The Macalope says it’s go time with Microsoft:
[…] This is not about price. This is about making “safe” choices. For years enterprises have chosen—and let themselves get locked into—Windows because, yes, no one got fired for buying Microsoft.
But these companies also bought Microsoft because, like AIG, Microsoft simply seemed “too big to fail” and Apple did not. Well, that’s as may be, but there’s “fail as a company” and then there’s “fail to deliver”—and Microsoft has certainly failed to deliver.
So, congratulations, enterprises! You’re left holding the bag for an outdated desktop operating system bundled with a costly and uncertain path forward!
Seriously, if it were solely about price and choice, every company in the world would be running Linux.
I spent a good portion of today and this evening mulling over the methods for application deployment and trying to figure out a few things; I think it only relevant and interesting that I share whatever insights I have gleaned from very likely thinking too hard.
For some time, I have resisted the very in vogue notion that the future of computing is “in the cloud,” as it were, though no one is quite sure where the cloud is and I’m pretty certain that no one person owns that cloud. Listen to tech podcasts or read tech news for a short amount of time, and you’ll see that many in the technology punditry business are saying that before long, many computers will be nothing more than dummy terminals. You won’t have Microsoft Office, you won’t have complicated desktop applications, and you certainly won’t have the complex operating systems you have now or store your files locally – everything will be handled through Internet-based communication. Your documents and your files will be stored “in the cloud,” and my impression is that everyone wants a piece of this cloud before it floats away.

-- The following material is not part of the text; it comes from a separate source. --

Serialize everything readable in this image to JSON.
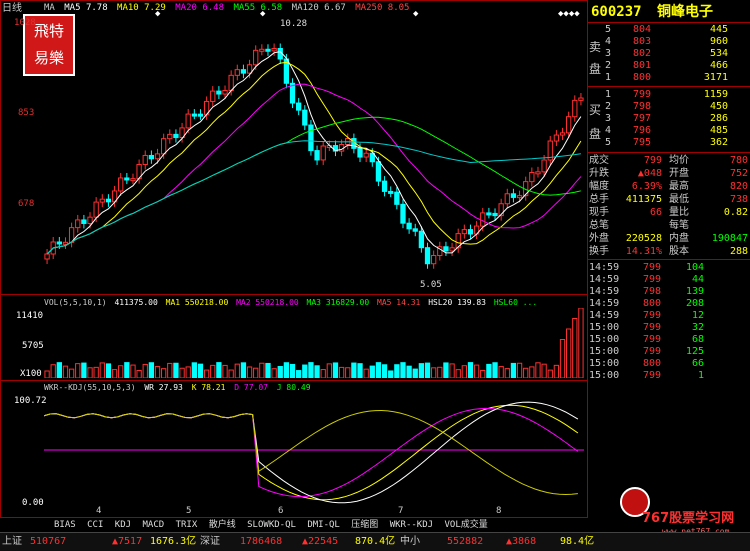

It wasn’t until today that I really understood the appeal of this methodology.